So, why are some still reluctant to unsubscribe from Disney’s streaming service? The answer is easy: Disney intentionally traps customers. Disney will come out with a movie in theaters, make a series about it exclusively on Disney+, and release another sequel or prequel movie in theaters afterwards. However, if you don’t have access to Disney+, and therefore the series that was released in between movies, you’re completely lost while watching the second installment. It’s a frustrating feeling to not know the context of what’s happening in your favorite movie series. And Disney certainly wants to keep it that way. After all, why wouldn’t they? It’s a super smart (although avaricious) move on their part.

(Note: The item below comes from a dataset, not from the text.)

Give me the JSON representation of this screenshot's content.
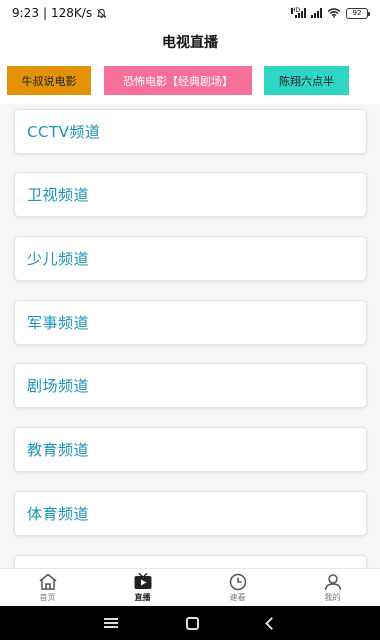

If you didn’t already figure out by the title (it’s kind of obvious), I’m canceling my subscription to Disney+. I don’t want to support a company that profits off of mature content and makes it readily available to children. I don’t want to watch content that goes against the very morals that Walt Disney founded his company on. What happened to the magical tales that taught children an important lesson in life? What happened to the movies that united families? What happened to the standards that we used to have? Because right now, Disney seems to have none.

With all of that being said, it’s not surprising to me that despite having over 220 million subscribers, it’s been reported that “Disney+, Hulu and ESPN+ combined to lose $1.1 billion in the fiscal third quarter,” of 2022.

While my action of unsubscribing may be small in comparison to the millions of subscribers Disney+ has, a small gust of air can still create a hurricane. 

So today, I’m choosing to stand up for what I believe in and not be complicit with what content I consume.

What will you choose?


**UPDATE (5/19/23)**: The Walt Disney company will now be removing 50+ titlesnearly every piece of content that caused controversy from the public—on both Disney+ and Hulu on May 26, 2023. Included in the list is the star of the show, Little Demon. This drastic move is most likely due to Disney’s 2023 Quarter One Report that revealed “Disney Plus . . . lost 4 million subscribers in the first three months of 2023” which is the service’s second straight quarterly decline after losing over $1.5 billion and 2.4 million subscribers in the fourth quarter of 2022.

For the time being, I’m celebrating :)